Based on the above losses, the signal absorption becomes much higher at higher frequencies. To achieve the necessary communication distance, providers either need to increase the transmitter power or focus the radiated energy from the mobile device into a sharp, narrow beam (Figure 2).
Figure 2. Mobile devices will need to focus their transmitter beams to maximize transmit power at mmWave frequencies.
Creating narrow beams will require new antenna structures and arrays to ensure proper that beams focusing. There will be a spatial or directional component to the focused beams, which can ensure the beam is pointing in the right direction and switch the beam if there is a blocked communication channel. This beam forming technique will extend the multiple antenna concept known as multiple input multiple output (MIMO) by sending data to different user devices simultaneously. Doing so exploits their uncorrelated locations. Beam forming will also reduce energy consumption; it will target individual user equipment and specifically leave out others with their assigned signal.
Figure 3. Beamforming can direct power where it's needed while minimizing interference to other devices.
Using connectors for testing won't be practical because of their high costs, high losses, and the degree of coupling. Also, in the case of massive MIMO systems, the radio transceivers are integrated directly with the antennas (Figure 4), resulting in a loss of RF test ports, meaning that the DUT radio and antenna performance can only be measured over-the-air.
Figure 4. A 5G capable device could consist of an array of polarized antennas, making wired test ports impractical or impossible.

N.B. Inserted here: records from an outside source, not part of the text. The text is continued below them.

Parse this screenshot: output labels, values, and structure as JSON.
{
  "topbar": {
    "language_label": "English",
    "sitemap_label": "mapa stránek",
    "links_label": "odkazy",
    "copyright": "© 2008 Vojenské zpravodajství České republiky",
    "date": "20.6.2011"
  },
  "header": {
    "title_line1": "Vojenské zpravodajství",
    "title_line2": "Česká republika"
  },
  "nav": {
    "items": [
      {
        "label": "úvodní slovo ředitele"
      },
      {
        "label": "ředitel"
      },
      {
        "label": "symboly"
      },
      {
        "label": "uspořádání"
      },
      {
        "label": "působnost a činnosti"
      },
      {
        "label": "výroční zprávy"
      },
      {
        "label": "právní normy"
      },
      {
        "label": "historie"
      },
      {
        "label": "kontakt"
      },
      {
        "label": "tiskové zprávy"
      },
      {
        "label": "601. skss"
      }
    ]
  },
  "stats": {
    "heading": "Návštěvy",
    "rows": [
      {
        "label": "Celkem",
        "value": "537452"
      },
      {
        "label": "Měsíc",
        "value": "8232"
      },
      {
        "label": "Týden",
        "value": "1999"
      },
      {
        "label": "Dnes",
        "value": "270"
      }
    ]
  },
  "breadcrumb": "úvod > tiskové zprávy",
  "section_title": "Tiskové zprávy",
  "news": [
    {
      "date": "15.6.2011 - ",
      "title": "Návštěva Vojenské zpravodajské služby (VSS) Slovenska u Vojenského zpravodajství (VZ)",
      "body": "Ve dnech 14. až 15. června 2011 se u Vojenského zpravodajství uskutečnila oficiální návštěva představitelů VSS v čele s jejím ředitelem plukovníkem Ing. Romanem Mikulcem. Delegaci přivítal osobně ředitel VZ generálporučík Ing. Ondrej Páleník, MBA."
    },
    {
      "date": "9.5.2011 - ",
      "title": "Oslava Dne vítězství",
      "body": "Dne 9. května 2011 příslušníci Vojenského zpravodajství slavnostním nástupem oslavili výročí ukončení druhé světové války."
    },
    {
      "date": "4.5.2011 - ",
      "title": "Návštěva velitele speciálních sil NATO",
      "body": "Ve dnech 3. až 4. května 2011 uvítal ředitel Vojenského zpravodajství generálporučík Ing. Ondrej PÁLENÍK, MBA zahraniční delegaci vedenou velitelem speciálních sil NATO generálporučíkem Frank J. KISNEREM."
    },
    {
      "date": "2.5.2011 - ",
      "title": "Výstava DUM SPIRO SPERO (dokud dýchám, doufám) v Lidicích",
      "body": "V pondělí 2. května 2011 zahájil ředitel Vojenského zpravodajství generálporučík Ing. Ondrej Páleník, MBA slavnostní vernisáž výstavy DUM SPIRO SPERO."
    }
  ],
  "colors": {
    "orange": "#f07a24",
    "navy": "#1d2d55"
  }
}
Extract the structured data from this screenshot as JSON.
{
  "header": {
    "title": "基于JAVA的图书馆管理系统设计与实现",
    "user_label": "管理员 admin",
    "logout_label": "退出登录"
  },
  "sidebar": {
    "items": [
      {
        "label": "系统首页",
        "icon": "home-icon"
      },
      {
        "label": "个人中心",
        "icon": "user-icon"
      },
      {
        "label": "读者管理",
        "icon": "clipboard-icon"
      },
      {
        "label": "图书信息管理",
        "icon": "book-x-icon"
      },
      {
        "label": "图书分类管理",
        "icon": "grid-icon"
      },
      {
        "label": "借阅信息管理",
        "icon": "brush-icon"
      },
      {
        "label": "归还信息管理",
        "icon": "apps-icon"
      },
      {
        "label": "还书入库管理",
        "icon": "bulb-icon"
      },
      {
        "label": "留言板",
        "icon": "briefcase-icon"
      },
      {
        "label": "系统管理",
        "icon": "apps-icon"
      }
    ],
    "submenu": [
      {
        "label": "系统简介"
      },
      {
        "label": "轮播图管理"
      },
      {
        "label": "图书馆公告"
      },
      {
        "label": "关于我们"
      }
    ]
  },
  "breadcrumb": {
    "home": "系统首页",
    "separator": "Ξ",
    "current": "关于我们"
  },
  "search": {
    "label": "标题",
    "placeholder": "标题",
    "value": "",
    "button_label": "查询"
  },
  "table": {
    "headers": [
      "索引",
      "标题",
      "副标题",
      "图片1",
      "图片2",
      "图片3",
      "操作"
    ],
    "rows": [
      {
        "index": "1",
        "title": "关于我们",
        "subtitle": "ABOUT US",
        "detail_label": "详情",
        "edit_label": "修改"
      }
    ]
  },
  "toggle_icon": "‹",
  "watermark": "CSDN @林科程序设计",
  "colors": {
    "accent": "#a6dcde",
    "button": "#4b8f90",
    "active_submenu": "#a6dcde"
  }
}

OTA testing will be a prerequisite for the new designs and their certification. For 5G test systems, the basic components are expected to remain essentially the same, but they must be adapted for the higher frequencies, which will mean smaller antennas.